((

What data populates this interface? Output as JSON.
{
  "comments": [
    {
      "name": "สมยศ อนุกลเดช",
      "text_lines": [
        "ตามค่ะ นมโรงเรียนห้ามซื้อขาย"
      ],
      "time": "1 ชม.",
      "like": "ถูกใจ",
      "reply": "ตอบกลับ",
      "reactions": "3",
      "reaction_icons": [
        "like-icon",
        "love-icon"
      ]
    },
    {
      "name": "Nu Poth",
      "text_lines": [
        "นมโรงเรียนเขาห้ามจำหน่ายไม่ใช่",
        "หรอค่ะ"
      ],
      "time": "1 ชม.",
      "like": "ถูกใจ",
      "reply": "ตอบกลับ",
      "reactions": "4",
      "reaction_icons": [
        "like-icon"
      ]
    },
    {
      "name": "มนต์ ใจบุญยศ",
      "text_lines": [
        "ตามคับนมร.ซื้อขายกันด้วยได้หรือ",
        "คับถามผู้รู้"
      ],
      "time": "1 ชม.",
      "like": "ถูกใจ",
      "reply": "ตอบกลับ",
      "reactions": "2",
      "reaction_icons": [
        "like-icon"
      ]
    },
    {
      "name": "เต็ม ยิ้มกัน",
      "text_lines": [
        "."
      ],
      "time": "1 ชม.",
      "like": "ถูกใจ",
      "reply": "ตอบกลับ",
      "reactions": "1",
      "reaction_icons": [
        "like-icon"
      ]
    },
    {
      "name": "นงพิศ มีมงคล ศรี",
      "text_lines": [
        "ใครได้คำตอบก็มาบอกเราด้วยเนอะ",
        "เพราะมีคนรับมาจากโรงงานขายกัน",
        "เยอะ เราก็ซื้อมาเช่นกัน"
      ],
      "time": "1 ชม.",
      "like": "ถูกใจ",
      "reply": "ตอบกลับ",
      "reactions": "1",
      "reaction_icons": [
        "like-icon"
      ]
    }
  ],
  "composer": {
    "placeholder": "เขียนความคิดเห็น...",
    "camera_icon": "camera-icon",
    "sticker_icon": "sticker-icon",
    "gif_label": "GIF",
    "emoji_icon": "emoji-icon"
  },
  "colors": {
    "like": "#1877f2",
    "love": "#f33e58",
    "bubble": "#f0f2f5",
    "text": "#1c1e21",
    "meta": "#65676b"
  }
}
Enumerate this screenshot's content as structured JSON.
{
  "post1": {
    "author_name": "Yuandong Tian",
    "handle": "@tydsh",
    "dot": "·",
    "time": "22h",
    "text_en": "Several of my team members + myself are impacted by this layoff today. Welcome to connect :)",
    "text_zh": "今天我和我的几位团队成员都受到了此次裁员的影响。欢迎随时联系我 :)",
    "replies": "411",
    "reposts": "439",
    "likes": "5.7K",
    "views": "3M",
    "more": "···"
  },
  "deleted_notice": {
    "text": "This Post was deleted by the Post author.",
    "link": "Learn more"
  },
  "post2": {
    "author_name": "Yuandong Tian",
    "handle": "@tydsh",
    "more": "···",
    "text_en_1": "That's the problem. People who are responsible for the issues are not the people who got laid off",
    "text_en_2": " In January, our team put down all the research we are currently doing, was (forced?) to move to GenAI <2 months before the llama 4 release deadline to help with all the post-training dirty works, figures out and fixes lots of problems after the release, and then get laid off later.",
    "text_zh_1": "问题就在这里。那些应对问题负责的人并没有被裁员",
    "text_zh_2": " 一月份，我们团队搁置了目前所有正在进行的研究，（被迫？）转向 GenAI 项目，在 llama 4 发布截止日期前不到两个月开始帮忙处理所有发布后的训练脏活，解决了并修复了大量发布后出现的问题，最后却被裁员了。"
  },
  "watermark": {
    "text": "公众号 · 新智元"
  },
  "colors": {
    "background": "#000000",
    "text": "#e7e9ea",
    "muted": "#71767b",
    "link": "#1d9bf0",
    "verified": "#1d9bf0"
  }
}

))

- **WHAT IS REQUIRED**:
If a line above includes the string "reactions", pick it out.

- **ANSWER SPACE**:
      "reactions": "3",
      "reactions": "4",
      "reactions": "2",
      "reactions": "1",
      "reactions": "1",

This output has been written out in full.